- Website and app data records -
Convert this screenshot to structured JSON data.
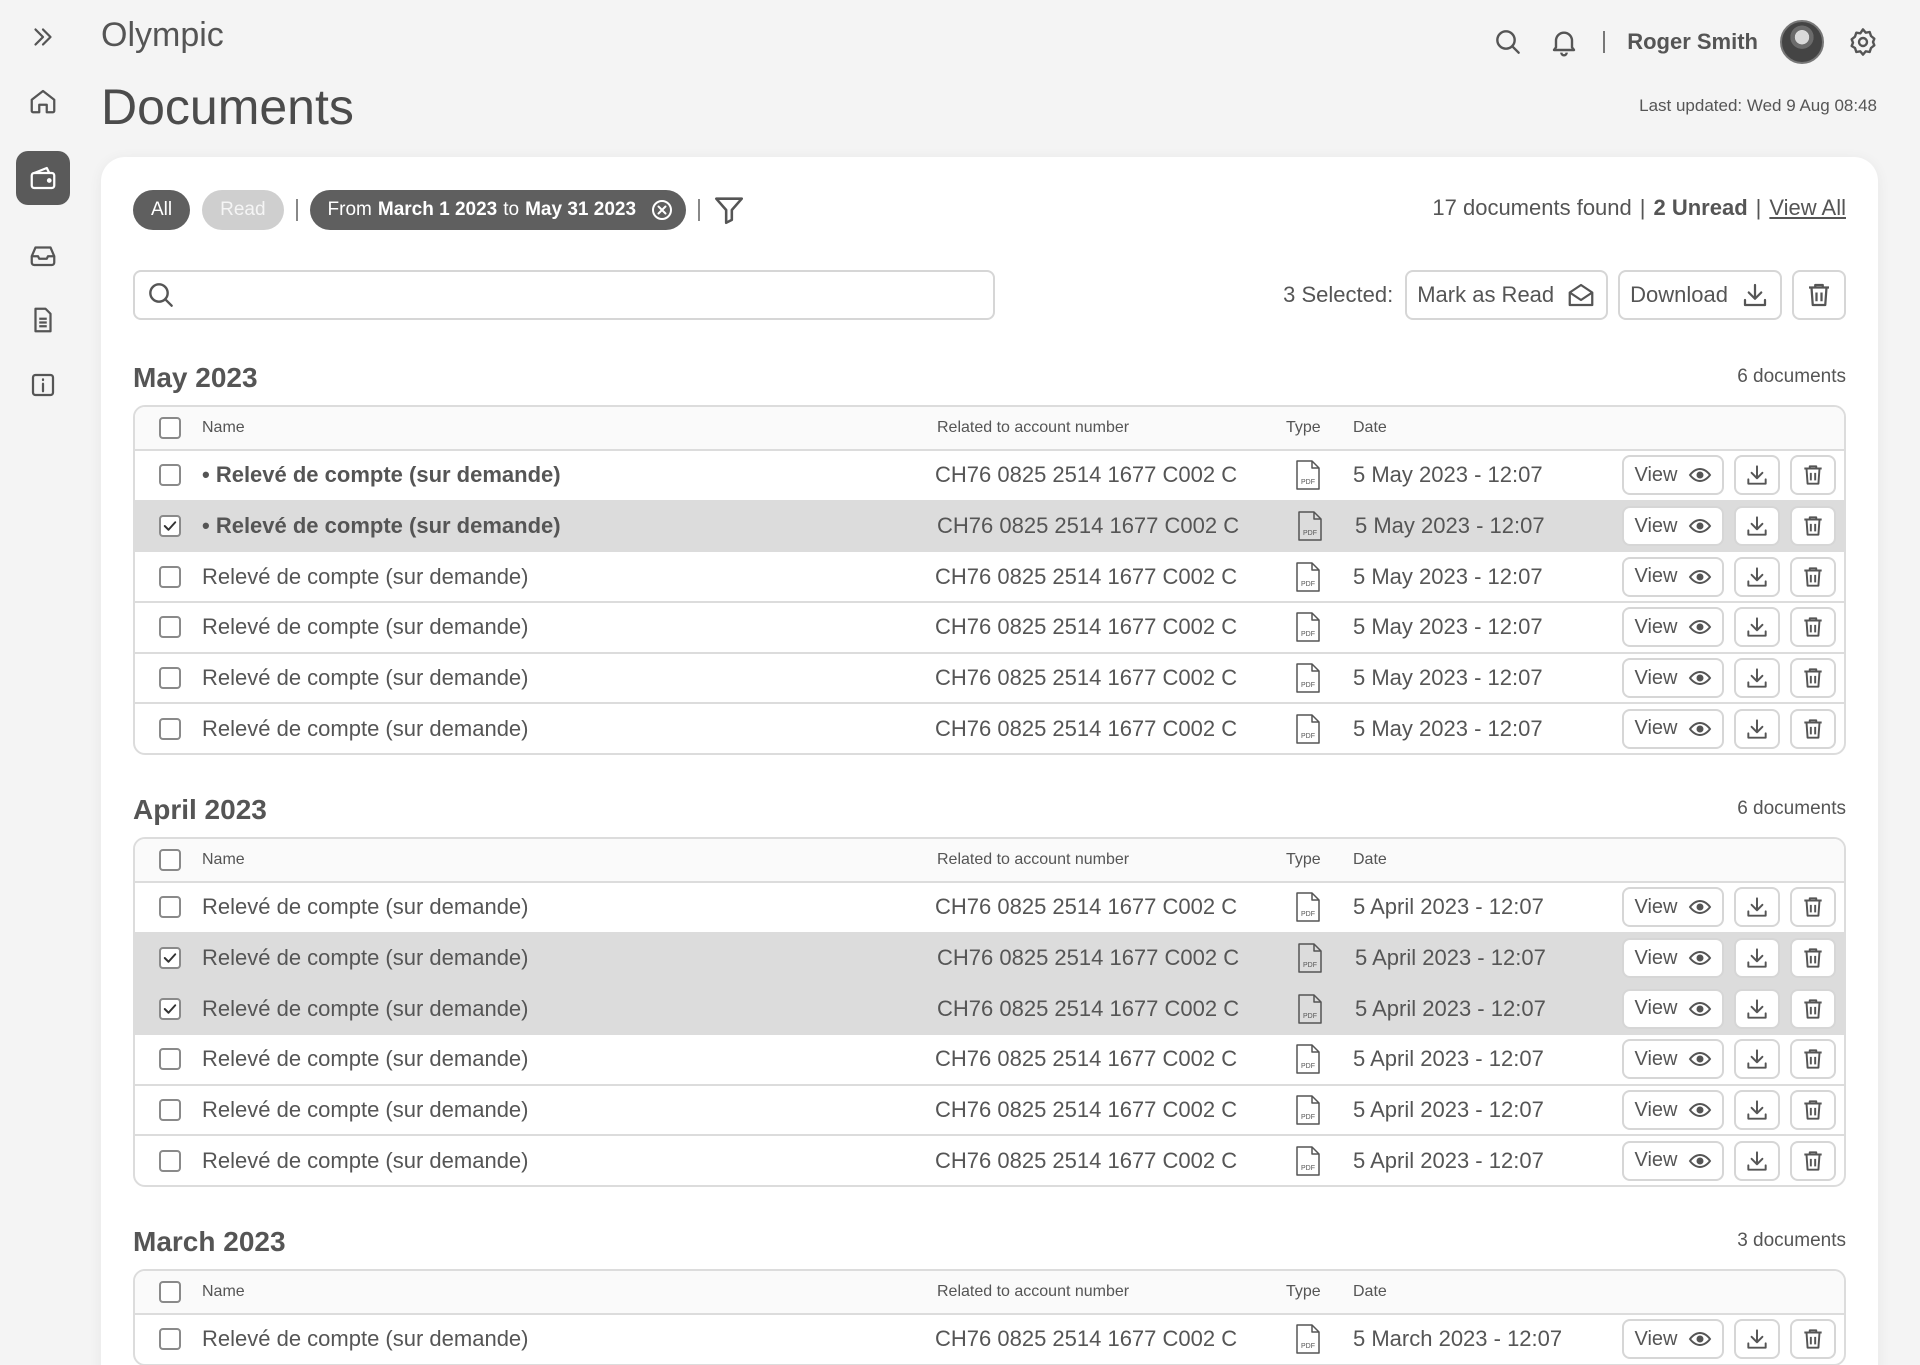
{
  "app": {
    "brand": "Olympic",
    "page_title": "Documents",
    "last_updated": "Last updated: Wed 9 Aug 08:48"
  },
  "header": {
    "user_name": "Roger Smith"
  },
  "sidebar": {
    "items": [
      {
        "name": "expand",
        "icon": "chevrons-right-icon"
      },
      {
        "name": "home",
        "icon": "home-icon"
      },
      {
        "name": "wallet",
        "icon": "wallet-icon",
        "active": true
      },
      {
        "name": "inbox",
        "icon": "inbox-icon"
      },
      {
        "name": "documents",
        "icon": "document-icon"
      },
      {
        "name": "info",
        "icon": "info-icon"
      }
    ]
  },
  "filters": {
    "all": "All",
    "read": "Read",
    "date_from_prefix": "From",
    "date_from": "March 1 2023",
    "date_to_prefix": "to",
    "date_to": "May 31 2023"
  },
  "summary": {
    "found": "17 documents found",
    "sep": "|",
    "unread": "2 Unread",
    "view_all": "View All"
  },
  "search": {
    "placeholder": ""
  },
  "bulk": {
    "selected": "3 Selected:",
    "mark_read": "Mark as Read",
    "download": "Download"
  },
  "table_headers": {
    "name": "Name",
    "account": "Related to account number",
    "type": "Type",
    "date": "Date"
  },
  "view_label": "View",
  "sections": [
    {
      "title": "May 2023",
      "count": "6 documents",
      "rows": [
        {
          "name": "• Relevé de compte (sur demande)",
          "account": "CH76 0825 2514 1677 C002 C",
          "date": "5 May 2023 - 12:07",
          "unread": true,
          "selected": false
        },
        {
          "name": "• Relevé de compte (sur demande)",
          "account": "CH76 0825 2514 1677 C002 C",
          "date": "5 May 2023 - 12:07",
          "unread": true,
          "selected": true
        },
        {
          "name": "Relevé de compte (sur demande)",
          "account": "CH76 0825 2514 1677 C002 C",
          "date": "5 May 2023 - 12:07",
          "unread": false,
          "selected": false
        },
        {
          "name": "Relevé de compte (sur demande)",
          "account": "CH76 0825 2514 1677 C002 C",
          "date": "5 May 2023 - 12:07",
          "unread": false,
          "selected": false
        },
        {
          "name": "Relevé de compte (sur demande)",
          "account": "CH76 0825 2514 1677 C002 C",
          "date": "5 May 2023 - 12:07",
          "unread": false,
          "selected": false
        },
        {
          "name": "Relevé de compte (sur demande)",
          "account": "CH76 0825 2514 1677 C002 C",
          "date": "5 May 2023 - 12:07",
          "unread": false,
          "selected": false
        }
      ]
    },
    {
      "title": "April 2023",
      "count": "6 documents",
      "rows": [
        {
          "name": "Relevé de compte (sur demande)",
          "account": "CH76 0825 2514 1677 C002 C",
          "date": "5 April 2023 - 12:07",
          "unread": false,
          "selected": false
        },
        {
          "name": "Relevé de compte (sur demande)",
          "account": "CH76 0825 2514 1677 C002 C",
          "date": "5 April 2023 - 12:07",
          "unread": false,
          "selected": true
        },
        {
          "name": "Relevé de compte (sur demande)",
          "account": "CH76 0825 2514 1677 C002 C",
          "date": "5 April 2023 - 12:07",
          "unread": false,
          "selected": true
        },
        {
          "name": "Relevé de compte (sur demande)",
          "account": "CH76 0825 2514 1677 C002 C",
          "date": "5 April 2023 - 12:07",
          "unread": false,
          "selected": false
        },
        {
          "name": "Relevé de compte (sur demande)",
          "account": "CH76 0825 2514 1677 C002 C",
          "date": "5 April 2023 - 12:07",
          "unread": false,
          "selected": false
        },
        {
          "name": "Relevé de compte (sur demande)",
          "account": "CH76 0825 2514 1677 C002 C",
          "date": "5 April 2023 - 12:07",
          "unread": false,
          "selected": false
        }
      ]
    },
    {
      "title": "March 2023",
      "count": "3 documents",
      "rows": [
        {
          "name": "Relevé de compte (sur demande)",
          "account": "CH76 0825 2514 1677 C002 C",
          "date": "5 March 2023 - 12:07",
          "unread": false,
          "selected": false
        }
      ]
    }
  ],
  "colors": {
    "selected_row": "#dcdcdc",
    "chip_active": "#5f5f5f",
    "chip_inactive": "#cfcfcf",
    "border": "#dcdcdc"
  }
}
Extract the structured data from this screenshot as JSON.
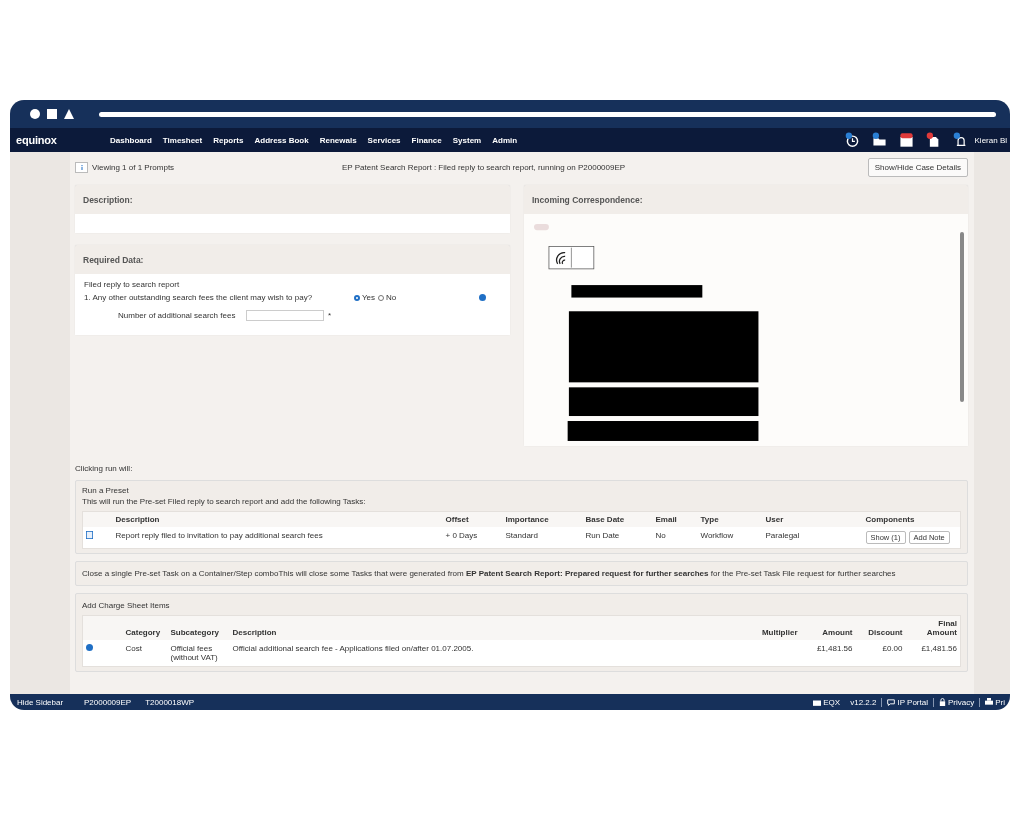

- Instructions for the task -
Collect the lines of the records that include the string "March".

- Exercise output -
    "date_from": "March 1 2023",
      "title": "March 2023",
          "date": "5 March 2023 - 12:07",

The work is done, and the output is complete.